Over a career of teaching, mentoring and networking with novices, Barbara Blackburn has learned five key lessons about being a new teacher. Here she takes the butterflies churning in newbies’ insides and suggests ways to line them up in formation for a strong first year.
Close Reading the Media is an incredible resource for middle or high school humanities teachers teaching students how to think critically about the media, writes teacher Stephanie Leary, noting it is packed with informative, fun, and thought-provoking topics and ideas.
Danny Steele and Todd Whitaker have done an impressive job recognizing and explaining 56 Essential Truths to help teachers be the best they can be for students, writes school leader Doug Dunn. The 99-page book works as a quick read or a source for daily inspiration.

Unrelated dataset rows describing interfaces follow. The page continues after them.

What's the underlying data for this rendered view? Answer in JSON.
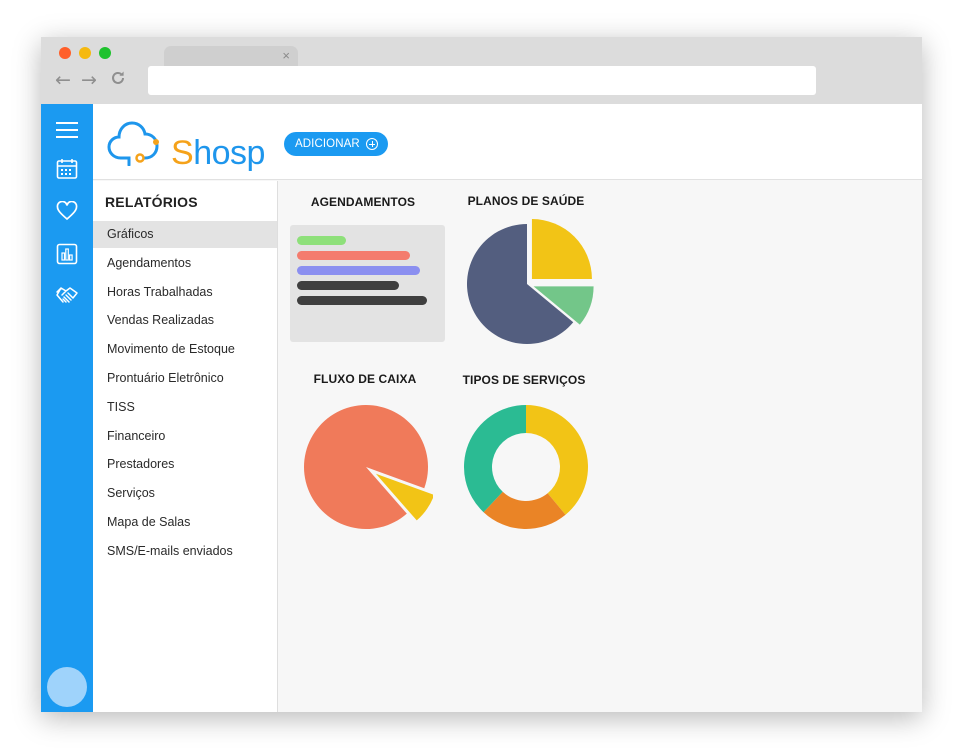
{
  "browser": {
    "tab_close": "×",
    "back": "←",
    "forward": "→",
    "reload": "C",
    "url": ""
  },
  "rail": {
    "icons": [
      "menu-icon",
      "calendar-icon",
      "heart-icon",
      "bar-chart-icon",
      "handshake-icon"
    ]
  },
  "app": {
    "logo_text_first": "S",
    "logo_text_rest": "hosp",
    "add_button": "ADICIONAR",
    "accent": "#1b9af1",
    "logo_orange": "#f5a21a"
  },
  "sidebar": {
    "title": "RELATÓRIOS",
    "items": [
      {
        "label": "Gráficos",
        "active": true
      },
      {
        "label": "Agendamentos"
      },
      {
        "label": "Horas Trabalhadas"
      },
      {
        "label": "Vendas Realizadas"
      },
      {
        "label": "Movimento de Estoque"
      },
      {
        "label": "Prontuário Eletrônico"
      },
      {
        "label": "TISS"
      },
      {
        "label": "Financeiro"
      },
      {
        "label": "Prestadores"
      },
      {
        "label": "Serviços"
      },
      {
        "label": "Mapa de Salas"
      },
      {
        "label": "SMS/E-mails enviados"
      }
    ]
  },
  "panels": {
    "agendamentos": "AGENDAMENTOS",
    "planos": "PLANOS DE SAÚDE",
    "fluxo": "FLUXO DE CAIXA",
    "tipos": "TIPOS DE SERVIÇOS"
  },
  "chart_data": [
    {
      "type": "bar",
      "orientation": "horizontal",
      "title": "AGENDAMENTOS",
      "values": [
        0.35,
        0.8,
        0.87,
        0.72,
        0.92
      ],
      "colors": [
        "#8ee07a",
        "#f47c6e",
        "#8b8ff0",
        "#3f3f3f",
        "#3f3f3f"
      ]
    },
    {
      "type": "pie",
      "title": "PLANOS DE SAÚDE",
      "values": [
        0.25,
        0.11,
        0.64
      ],
      "colors": [
        "#f2c416",
        "#73c689",
        "#535e7f"
      ]
    },
    {
      "type": "pie",
      "title": "FLUXO DE CAIXA",
      "values": [
        0.08,
        0.92
      ],
      "colors": [
        "#f2c416",
        "#f07a5a"
      ]
    },
    {
      "type": "pie",
      "donut": true,
      "title": "TIPOS DE SERVIÇOS",
      "values": [
        0.39,
        0.23,
        0.38
      ],
      "colors": [
        "#f2c416",
        "#ea8426",
        "#2bbb93"
      ]
    }
  ]
}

With the 2020 election underway fake news and deceptive social media posts and imagery are expected to become commonplace. Media literacy expert Frank Baker offers a lesson to help our always-connected students acquire some of the “healthy skepticism” skills they’ll need.
As the school year begins, Michelle Russell has plans to take Geoff Krall’s Necessary Conditions to class. She shares the norms, structures and routines she’ll implement starting day one, from establishing guidelines for group work to assuring academic safety.
New educators – particularly those in the middle grades – find themselves at the edge of the high dive, filled with enthusiasm and uncertainty. As they leap into the profession, Curtis Chandler shows how we can seek opportunities to provide support and collaboration.